What is expected:
Whenever the string "amiral" appears in a line of the listing below, that line counts. Say how many lines count, and give nothing else.

Material to process:
------------------------------------------------------------------------
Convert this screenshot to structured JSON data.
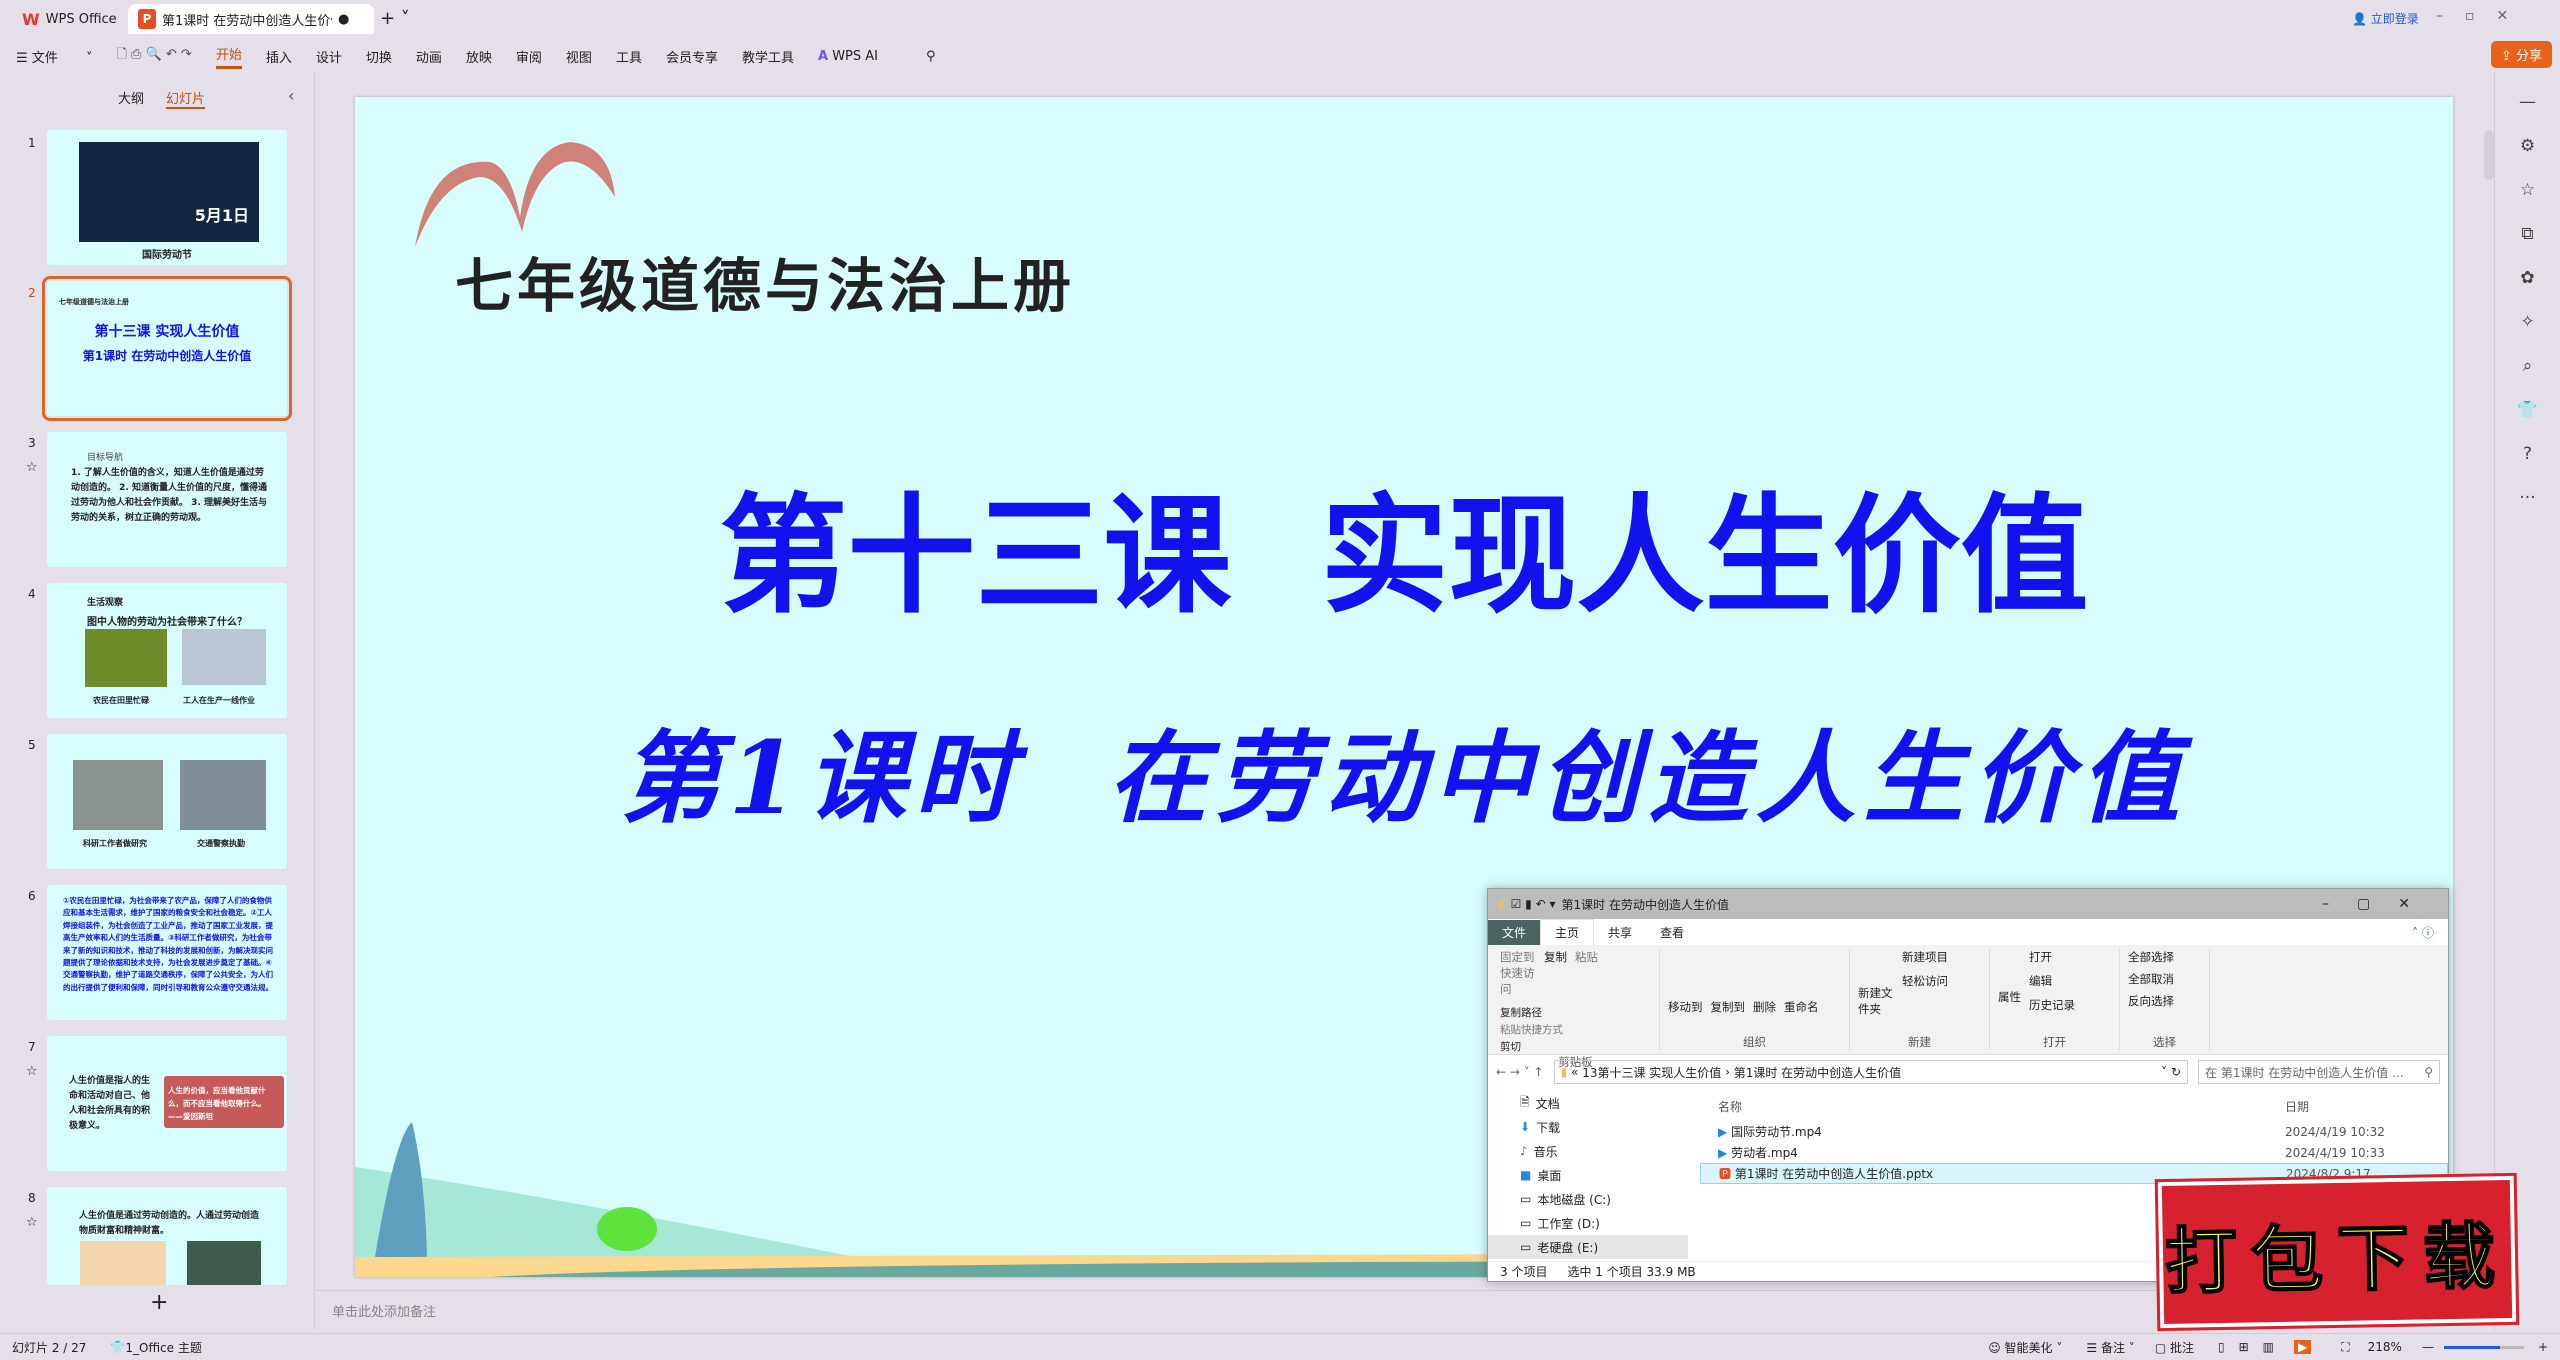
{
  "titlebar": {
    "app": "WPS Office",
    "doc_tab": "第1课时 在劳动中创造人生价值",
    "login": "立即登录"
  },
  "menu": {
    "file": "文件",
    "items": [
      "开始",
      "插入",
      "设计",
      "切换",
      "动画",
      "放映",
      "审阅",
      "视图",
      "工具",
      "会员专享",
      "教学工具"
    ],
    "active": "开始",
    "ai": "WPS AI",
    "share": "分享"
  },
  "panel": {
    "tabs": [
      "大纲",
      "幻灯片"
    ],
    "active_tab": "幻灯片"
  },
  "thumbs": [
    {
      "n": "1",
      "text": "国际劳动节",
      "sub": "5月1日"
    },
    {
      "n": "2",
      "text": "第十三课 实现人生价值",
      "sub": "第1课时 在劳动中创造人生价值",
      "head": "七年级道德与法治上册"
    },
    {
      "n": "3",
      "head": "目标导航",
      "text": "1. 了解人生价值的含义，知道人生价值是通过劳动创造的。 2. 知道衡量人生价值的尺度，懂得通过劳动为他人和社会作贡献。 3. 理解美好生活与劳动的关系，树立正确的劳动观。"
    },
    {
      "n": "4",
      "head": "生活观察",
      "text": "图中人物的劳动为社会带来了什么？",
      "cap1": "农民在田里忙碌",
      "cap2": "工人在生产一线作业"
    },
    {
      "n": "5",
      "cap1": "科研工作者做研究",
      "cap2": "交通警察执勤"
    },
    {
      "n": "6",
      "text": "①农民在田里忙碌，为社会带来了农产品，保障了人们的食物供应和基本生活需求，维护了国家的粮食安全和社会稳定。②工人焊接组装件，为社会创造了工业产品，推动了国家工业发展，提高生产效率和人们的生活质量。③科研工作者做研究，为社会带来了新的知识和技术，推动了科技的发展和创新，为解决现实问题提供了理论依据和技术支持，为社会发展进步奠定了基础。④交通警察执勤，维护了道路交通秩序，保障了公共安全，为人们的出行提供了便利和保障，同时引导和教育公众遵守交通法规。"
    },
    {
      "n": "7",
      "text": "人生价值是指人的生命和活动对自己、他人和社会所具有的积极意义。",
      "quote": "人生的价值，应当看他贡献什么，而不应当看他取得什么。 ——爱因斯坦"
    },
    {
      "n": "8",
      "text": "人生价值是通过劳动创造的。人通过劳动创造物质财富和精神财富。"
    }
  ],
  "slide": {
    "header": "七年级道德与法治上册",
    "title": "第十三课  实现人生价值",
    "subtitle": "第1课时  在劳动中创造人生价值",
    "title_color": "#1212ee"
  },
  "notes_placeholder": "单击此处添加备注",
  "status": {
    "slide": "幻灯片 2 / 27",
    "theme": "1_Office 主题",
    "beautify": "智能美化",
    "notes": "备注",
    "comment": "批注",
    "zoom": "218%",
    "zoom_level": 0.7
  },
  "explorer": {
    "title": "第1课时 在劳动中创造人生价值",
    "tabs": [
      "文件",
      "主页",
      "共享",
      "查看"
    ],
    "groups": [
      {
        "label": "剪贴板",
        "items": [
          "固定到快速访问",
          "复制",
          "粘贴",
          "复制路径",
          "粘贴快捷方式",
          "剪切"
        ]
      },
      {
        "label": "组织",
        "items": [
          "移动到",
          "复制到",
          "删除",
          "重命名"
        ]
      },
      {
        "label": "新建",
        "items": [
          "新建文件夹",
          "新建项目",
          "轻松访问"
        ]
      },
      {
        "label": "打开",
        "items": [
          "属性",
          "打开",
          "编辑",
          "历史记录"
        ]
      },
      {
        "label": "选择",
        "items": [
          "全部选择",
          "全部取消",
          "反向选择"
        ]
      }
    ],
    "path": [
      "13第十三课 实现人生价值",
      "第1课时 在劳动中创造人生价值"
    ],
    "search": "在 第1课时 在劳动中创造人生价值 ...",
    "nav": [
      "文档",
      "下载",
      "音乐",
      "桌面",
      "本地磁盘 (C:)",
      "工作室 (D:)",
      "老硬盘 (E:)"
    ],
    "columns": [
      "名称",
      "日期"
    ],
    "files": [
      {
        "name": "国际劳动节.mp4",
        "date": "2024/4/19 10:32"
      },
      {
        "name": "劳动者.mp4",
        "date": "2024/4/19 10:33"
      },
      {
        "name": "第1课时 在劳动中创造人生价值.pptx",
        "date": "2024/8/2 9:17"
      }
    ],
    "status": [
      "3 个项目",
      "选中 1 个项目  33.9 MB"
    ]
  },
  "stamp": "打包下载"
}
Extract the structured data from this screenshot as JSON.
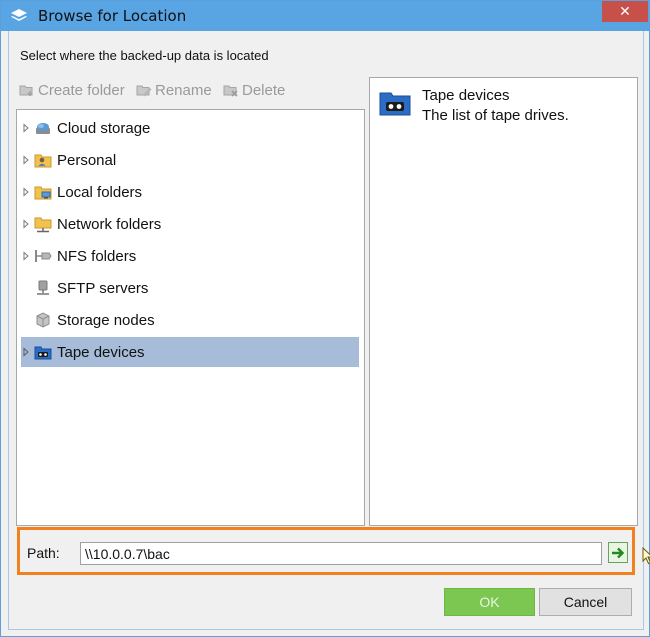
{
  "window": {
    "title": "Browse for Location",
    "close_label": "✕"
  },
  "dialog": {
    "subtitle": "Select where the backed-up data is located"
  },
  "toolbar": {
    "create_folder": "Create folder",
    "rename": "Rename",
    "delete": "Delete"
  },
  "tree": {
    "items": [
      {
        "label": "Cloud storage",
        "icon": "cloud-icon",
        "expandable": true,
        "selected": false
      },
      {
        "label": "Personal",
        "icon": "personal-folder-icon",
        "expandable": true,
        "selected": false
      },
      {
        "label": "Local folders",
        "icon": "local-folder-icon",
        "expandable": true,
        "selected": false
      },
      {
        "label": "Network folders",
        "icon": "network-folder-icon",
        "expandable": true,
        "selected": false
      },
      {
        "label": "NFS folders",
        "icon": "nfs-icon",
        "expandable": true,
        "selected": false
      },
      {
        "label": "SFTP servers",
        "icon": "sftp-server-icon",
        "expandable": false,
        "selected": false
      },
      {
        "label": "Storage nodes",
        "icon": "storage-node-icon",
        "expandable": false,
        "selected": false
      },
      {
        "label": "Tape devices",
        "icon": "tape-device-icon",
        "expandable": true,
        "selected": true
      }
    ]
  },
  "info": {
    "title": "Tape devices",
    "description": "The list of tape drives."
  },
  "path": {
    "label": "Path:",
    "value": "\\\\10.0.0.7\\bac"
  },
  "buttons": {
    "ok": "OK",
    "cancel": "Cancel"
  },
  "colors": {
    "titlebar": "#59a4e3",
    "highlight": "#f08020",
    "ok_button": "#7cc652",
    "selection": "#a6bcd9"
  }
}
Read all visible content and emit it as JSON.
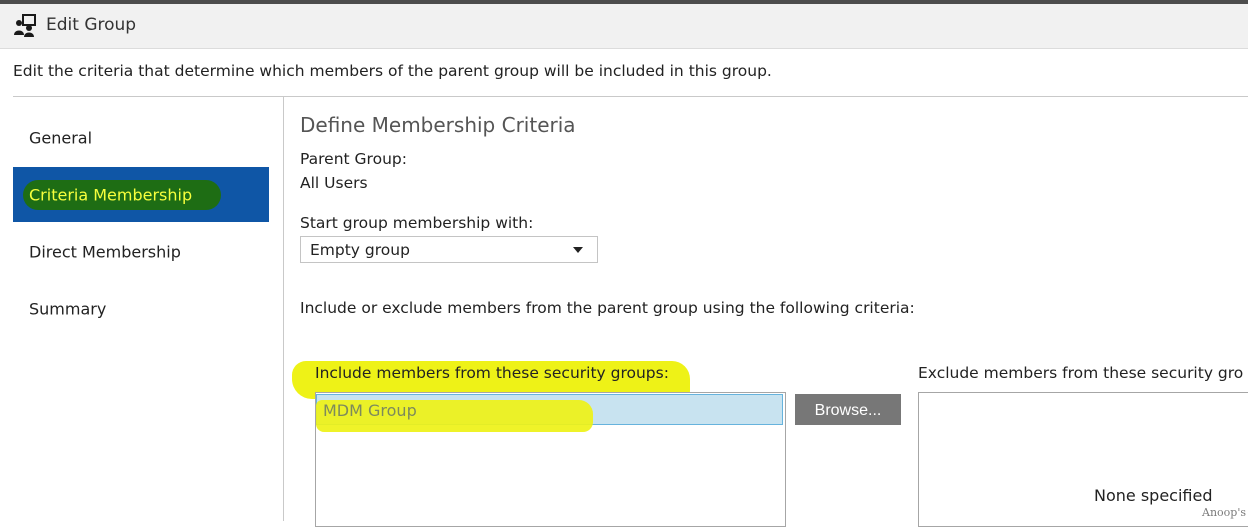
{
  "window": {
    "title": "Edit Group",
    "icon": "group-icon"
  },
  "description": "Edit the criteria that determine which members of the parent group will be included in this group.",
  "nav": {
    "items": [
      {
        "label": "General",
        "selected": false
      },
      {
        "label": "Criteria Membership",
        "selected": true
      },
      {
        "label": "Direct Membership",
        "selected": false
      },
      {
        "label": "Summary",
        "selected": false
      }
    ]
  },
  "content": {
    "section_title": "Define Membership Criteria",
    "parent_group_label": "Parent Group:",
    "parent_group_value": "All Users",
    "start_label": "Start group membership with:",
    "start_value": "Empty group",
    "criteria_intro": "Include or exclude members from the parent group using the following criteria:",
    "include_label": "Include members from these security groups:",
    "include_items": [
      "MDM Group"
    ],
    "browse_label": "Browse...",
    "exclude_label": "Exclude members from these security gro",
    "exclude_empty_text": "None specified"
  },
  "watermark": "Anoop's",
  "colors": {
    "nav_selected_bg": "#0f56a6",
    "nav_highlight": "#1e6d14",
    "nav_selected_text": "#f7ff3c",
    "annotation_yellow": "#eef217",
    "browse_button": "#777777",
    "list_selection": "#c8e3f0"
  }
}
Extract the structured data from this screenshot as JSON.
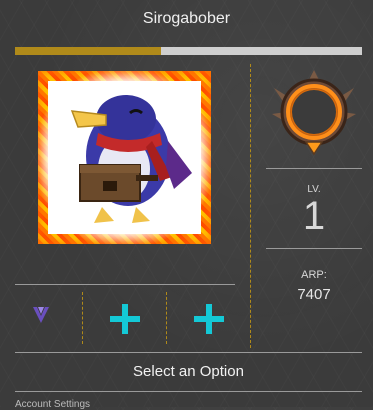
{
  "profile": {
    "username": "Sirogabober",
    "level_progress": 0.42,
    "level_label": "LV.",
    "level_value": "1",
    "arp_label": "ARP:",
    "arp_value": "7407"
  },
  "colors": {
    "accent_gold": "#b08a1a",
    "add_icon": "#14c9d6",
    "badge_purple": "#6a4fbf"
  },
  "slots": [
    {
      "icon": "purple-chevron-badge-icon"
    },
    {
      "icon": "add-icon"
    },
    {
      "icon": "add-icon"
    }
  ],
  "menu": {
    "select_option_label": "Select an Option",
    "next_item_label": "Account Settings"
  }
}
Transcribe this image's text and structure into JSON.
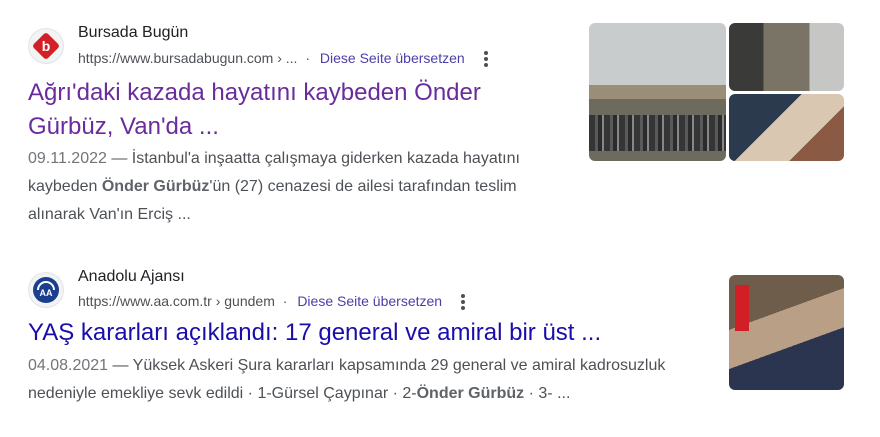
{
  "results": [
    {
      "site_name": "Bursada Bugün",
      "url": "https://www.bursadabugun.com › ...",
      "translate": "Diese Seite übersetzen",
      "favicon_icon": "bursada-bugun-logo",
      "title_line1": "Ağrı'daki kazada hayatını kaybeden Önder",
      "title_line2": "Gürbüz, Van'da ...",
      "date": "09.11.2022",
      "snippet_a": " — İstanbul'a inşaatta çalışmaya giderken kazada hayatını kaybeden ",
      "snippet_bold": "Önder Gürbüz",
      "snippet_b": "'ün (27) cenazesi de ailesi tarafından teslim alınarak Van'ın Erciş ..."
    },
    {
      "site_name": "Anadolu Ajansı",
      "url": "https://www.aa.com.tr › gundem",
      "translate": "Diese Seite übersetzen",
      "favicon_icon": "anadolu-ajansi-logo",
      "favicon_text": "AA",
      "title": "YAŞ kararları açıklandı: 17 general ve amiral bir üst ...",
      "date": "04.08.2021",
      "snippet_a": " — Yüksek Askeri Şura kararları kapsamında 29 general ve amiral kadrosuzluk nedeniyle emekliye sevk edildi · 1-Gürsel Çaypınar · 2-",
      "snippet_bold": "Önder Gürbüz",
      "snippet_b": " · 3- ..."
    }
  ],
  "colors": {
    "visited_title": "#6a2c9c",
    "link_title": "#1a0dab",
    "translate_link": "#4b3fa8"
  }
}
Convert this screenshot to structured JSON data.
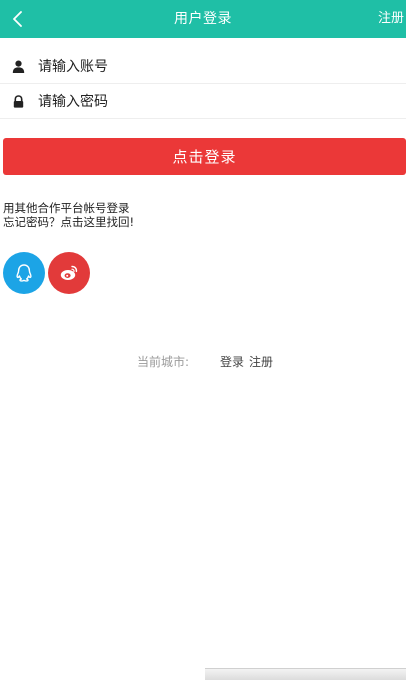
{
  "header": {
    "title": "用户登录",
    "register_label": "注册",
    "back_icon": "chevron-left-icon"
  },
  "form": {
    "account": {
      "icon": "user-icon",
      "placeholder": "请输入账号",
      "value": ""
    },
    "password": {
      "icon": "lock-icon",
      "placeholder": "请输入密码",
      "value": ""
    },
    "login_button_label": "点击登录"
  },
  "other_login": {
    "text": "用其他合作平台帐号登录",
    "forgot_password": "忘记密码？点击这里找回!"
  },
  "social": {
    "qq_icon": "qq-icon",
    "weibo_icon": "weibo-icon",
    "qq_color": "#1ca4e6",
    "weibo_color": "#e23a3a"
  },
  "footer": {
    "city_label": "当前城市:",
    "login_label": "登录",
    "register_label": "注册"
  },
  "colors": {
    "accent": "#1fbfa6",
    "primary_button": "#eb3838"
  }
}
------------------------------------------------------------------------
Task answer:
2